She makes the homeless smile for free

She makes the homeless smile for free

A brief brush with homelessness was enough for Valencia Gunder to know it wasn’t the life for her. After struggling through the financial recession of the mid 2000s, in 2009 she hit bottom and wound up living from place to place for three weeks.

That bit of reality made a huge impression on Gunder. Now she helps homeless people in Miami and Atlanta, making sure they have food, clothing, hygiene products and a shave at least once a month.
“Grandma always made sure we had a solid foundation,” said Gunder, who grew up in Liberty City and lived in Tallahassee for a few years after graduating from Florida A&M University.

“I wasn’t accustomed to living like that, moving from place to place. I told myself I would help people when I got on my feet.”

Gunder is the founder of Make the Homeless Smile, a nonprofit group that is making a statement in Miami. Since 2014, she has served an average of 225 people per feeding in two cities. That equates to about 15,000 meals, she said. At least once a month, every third Sunday, she and her family and friends go to a familiar corner where Overtown intersects with downtown Miami.

Gunder, a community organizer with the activist group New Florida Majority, got the idea one day while watching a video on Facebook of guys who would jump out of cars and help a homeless person. That was three years ago. She put the idea out to followers on social media, and headed to a spot near Camillus House. “I went out with a few sandwiches, water and fruit. About 25 volunteers showed up and we served 75 people,” she said. “I was only going to do it one time. After that, everyone said we want to do it again.”

Three years later, Gunder hasn’t missed a session. Her family and friends also help. “At first it was a few of my cousins and siblings,” she said. “My aunts thought I was crazy for doing it. But after a while one of them started assisting by buying things, or giving clothes and telling people about me. “
Her father also helped by buying tables and coolers, and also by providing the funds for the 501c3 nonprofit designation. Two years ago, FAMU classmates in Atlanta who were aware of Gunder’s work, encouraged her to expand there, which she did.

Now, her extended family of uncles and cousins all pitch in. Make the Homeless Smile offers hair cuts, grooming and personal hygiene products as well as food and beverages. Gunder said friends and family help with some expenses and she gets in-kind help from organizations such as the Eastern Stars and Masons. But she still bears a lot of the expenses. She said the feedings cost about $400 to $500 each. Once a month, at 10 a.m., the group comes to Northeast First Street and Sixth Avenue in Miami. They often are greeted by a line of men and women who know the rules. No shoving, no cutting the line. Service is provided first come, first served. And everyone must smile.

“They know our rules.
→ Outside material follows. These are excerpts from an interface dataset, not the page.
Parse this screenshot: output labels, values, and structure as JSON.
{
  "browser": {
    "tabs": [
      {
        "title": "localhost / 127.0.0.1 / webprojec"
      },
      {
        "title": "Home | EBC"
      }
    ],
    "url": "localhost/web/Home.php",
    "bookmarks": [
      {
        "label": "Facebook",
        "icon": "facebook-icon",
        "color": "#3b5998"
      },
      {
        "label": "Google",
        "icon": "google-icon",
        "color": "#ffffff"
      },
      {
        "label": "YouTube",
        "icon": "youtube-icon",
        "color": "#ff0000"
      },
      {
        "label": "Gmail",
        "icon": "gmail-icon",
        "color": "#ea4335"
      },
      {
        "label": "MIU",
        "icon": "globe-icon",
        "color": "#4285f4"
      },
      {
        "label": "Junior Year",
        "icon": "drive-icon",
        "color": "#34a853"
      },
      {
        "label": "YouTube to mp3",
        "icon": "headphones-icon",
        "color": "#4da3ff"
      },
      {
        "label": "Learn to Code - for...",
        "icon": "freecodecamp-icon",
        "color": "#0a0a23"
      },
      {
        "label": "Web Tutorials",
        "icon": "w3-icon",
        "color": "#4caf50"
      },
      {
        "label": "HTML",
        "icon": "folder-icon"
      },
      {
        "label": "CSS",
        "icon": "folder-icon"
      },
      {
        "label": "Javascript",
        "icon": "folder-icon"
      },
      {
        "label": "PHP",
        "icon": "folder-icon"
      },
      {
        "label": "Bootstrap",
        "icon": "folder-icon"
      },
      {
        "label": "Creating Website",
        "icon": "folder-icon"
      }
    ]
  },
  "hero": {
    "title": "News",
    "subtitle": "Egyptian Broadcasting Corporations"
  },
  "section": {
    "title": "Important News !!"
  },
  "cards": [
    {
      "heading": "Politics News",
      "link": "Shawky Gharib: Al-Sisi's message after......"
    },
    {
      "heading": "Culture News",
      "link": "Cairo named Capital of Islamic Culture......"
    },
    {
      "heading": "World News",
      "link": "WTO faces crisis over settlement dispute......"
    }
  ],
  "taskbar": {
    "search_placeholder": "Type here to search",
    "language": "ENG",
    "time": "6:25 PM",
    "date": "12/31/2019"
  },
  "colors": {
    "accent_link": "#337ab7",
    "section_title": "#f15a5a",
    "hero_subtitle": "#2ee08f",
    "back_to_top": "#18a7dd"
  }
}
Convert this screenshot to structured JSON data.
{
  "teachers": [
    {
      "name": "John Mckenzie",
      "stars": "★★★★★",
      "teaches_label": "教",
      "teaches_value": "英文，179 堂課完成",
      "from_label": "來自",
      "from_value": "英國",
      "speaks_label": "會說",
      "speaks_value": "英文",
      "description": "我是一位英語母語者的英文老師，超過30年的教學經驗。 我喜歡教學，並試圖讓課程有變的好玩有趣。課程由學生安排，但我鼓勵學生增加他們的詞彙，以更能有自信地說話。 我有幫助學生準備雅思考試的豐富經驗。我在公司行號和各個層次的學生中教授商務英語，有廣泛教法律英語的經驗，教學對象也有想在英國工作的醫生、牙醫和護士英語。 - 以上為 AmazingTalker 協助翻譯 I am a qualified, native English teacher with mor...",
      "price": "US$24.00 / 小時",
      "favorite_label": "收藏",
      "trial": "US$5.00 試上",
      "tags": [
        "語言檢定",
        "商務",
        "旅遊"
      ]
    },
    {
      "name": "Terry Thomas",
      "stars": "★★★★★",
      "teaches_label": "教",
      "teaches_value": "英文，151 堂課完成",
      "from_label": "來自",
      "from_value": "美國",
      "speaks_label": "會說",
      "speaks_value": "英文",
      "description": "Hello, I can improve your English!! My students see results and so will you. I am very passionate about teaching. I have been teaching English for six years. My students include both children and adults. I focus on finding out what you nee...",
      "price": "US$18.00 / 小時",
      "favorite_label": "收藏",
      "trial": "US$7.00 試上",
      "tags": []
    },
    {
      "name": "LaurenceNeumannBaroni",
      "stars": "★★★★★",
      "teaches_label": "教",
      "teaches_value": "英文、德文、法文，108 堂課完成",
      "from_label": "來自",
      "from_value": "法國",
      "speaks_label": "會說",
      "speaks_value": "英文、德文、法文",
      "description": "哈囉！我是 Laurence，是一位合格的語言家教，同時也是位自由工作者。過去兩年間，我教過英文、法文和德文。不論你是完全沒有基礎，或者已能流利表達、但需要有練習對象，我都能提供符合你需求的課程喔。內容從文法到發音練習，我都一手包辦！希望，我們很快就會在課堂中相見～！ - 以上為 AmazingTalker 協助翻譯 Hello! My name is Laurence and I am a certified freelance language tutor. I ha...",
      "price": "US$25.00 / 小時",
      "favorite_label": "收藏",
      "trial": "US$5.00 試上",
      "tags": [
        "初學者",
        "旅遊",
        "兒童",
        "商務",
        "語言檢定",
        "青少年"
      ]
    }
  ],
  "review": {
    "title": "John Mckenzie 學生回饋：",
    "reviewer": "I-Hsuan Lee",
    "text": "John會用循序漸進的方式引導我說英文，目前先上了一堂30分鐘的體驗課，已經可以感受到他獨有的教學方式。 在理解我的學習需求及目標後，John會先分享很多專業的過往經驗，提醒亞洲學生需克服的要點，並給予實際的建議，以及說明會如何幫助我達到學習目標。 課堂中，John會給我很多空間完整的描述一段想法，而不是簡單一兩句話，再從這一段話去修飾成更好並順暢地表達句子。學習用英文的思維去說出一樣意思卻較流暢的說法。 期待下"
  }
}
They have to pay for the food with a smile,” Gunder said. “We’re making sure they’re gonna have a good day. Sometimes we have speakers out there. They get to dance and socialize. You may come sad but you’re going to leave happy.”